SUPPLIED INFORMATION »
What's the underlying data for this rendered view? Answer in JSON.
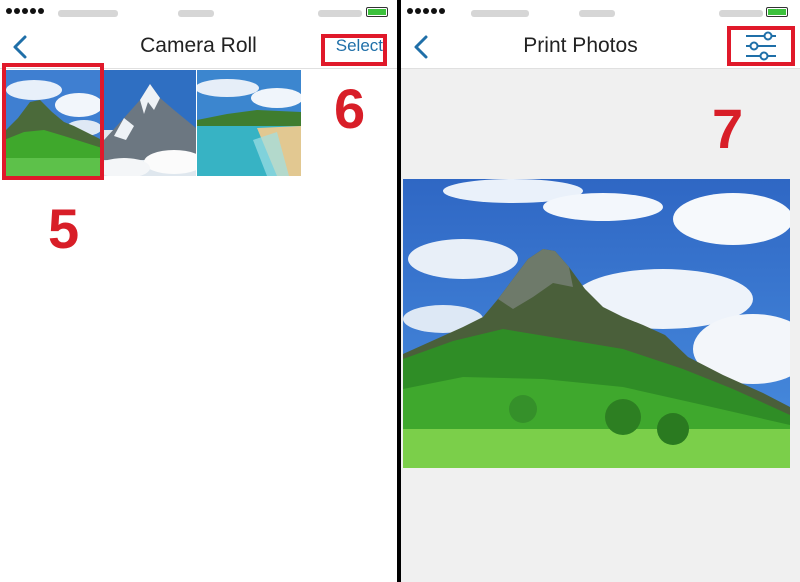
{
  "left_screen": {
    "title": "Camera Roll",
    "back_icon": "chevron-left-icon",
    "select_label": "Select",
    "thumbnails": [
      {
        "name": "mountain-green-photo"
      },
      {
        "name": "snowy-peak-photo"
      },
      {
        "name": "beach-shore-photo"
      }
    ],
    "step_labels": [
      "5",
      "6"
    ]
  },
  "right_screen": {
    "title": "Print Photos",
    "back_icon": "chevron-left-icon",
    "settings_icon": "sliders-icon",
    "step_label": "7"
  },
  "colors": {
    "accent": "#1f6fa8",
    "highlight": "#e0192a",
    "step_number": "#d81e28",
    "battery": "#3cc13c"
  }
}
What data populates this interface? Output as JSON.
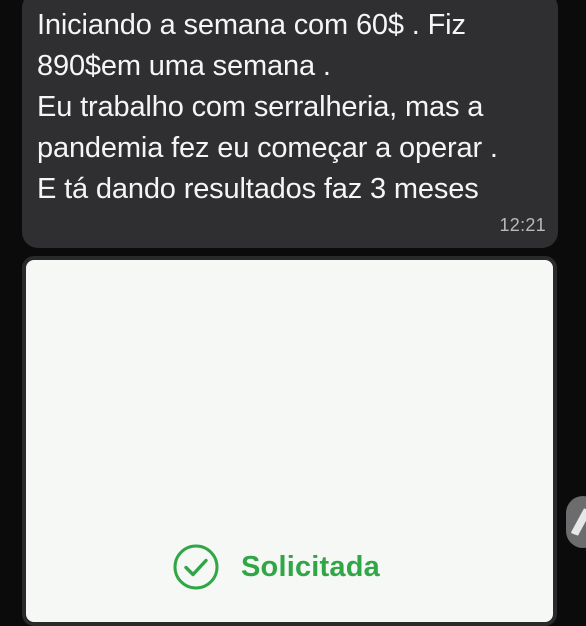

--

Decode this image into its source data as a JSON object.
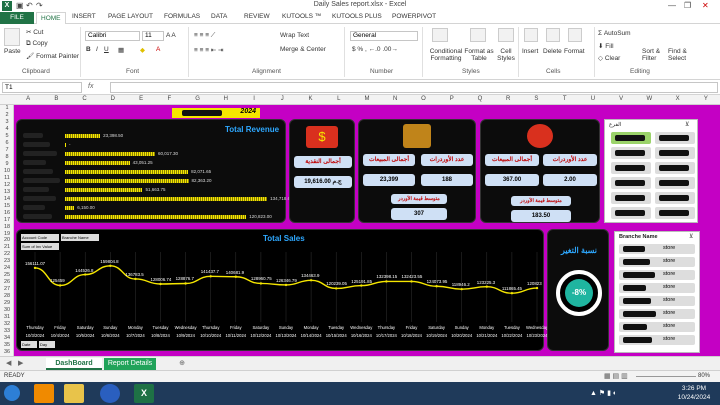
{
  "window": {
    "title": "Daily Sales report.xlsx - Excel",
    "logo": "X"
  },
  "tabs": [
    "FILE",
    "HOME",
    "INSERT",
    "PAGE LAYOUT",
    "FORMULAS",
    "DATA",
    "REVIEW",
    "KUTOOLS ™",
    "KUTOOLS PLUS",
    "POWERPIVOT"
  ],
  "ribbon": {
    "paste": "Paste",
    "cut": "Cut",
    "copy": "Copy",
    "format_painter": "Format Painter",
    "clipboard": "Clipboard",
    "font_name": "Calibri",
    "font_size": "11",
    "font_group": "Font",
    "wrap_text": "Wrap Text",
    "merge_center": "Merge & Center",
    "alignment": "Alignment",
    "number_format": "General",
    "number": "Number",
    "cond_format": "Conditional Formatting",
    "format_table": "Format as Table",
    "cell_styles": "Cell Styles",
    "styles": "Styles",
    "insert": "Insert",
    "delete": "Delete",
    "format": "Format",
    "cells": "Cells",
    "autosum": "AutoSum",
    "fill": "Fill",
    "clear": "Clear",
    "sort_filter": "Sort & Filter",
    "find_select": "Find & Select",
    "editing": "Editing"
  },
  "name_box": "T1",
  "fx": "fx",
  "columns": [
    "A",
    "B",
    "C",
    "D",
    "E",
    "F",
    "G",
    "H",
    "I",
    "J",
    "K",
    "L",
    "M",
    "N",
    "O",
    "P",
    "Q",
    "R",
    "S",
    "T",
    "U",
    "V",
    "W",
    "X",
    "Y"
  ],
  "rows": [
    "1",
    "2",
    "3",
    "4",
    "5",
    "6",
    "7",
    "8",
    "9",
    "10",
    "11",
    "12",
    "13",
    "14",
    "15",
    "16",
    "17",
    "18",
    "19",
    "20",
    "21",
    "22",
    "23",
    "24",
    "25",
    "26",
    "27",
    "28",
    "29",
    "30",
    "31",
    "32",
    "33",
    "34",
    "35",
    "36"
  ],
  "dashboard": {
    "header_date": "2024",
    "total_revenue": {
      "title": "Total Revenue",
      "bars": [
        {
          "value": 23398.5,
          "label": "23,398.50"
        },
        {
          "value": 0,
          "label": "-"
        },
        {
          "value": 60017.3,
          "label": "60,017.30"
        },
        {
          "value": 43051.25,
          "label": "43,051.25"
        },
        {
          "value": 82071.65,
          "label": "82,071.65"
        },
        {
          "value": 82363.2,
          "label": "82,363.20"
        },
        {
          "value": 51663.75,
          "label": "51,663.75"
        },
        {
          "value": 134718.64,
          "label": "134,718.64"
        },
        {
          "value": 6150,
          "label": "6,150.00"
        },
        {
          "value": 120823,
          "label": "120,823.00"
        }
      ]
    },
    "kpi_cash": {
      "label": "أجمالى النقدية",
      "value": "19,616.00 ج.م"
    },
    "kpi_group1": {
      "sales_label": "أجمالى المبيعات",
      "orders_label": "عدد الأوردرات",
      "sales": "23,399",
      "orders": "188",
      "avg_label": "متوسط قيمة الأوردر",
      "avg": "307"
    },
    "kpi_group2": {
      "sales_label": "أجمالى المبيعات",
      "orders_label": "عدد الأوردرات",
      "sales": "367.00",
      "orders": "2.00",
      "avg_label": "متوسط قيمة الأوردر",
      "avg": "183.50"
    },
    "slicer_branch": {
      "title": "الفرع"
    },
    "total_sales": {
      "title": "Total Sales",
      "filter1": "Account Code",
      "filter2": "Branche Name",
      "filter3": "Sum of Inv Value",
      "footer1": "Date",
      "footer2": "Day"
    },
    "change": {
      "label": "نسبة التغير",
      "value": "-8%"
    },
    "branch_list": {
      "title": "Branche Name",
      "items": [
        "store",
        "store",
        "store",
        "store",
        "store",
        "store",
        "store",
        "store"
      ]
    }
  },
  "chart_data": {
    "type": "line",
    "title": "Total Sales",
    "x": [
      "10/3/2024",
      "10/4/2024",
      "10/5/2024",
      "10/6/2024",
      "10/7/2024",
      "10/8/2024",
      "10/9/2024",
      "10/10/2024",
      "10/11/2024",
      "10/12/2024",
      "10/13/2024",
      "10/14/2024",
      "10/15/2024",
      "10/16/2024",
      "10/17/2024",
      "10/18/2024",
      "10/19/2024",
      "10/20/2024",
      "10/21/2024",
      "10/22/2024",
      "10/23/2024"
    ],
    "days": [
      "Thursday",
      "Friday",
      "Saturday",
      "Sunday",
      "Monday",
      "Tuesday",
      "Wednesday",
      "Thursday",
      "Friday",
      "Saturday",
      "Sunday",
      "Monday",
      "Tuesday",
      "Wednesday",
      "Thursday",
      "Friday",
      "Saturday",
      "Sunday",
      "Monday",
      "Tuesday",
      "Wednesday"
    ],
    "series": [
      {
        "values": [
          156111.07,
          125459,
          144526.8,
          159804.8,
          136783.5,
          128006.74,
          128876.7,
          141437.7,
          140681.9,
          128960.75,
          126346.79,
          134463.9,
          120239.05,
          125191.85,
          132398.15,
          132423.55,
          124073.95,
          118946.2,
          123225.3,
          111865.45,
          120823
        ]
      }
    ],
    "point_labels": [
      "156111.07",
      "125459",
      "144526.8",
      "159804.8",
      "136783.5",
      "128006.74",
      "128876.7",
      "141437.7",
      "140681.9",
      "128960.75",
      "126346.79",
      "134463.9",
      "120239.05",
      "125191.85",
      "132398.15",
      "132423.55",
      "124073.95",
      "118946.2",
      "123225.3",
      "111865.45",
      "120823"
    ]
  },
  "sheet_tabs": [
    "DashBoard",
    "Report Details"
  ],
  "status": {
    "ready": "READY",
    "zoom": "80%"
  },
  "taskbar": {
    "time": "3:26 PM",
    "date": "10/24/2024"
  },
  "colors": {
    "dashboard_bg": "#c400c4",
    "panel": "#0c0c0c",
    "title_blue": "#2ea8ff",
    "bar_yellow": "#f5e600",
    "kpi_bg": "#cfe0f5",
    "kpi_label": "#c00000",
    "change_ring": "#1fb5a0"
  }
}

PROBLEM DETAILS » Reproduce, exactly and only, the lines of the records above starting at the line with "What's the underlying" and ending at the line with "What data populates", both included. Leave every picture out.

TASK RESULT »
What's the underlying data for this rendered view? Answer in JSON.
{
  "left_screen": {
    "title": "Camera Roll",
    "back_icon": "chevron-left-icon",
    "select_label": "Select",
    "thumbnails": [
      {
        "name": "mountain-green-photo"
      },
      {
        "name": "snowy-peak-photo"
      },
      {
        "name": "beach-shore-photo"
      }
    ],
    "step_labels": [
      "5",
      "6"
    ]
  },
  "right_screen": {
    "title": "Print Photos",
    "back_icon": "chevron-left-icon",
    "settings_icon": "sliders-icon",
    "step_label": "7"
  },
  "colors": {
    "accent": "#1f6fa8",
    "highlight": "#e0192a",
    "step_number": "#d81e28",
    "battery": "#3cc13c"
  }
}
What data populates this interface? Output as JSON.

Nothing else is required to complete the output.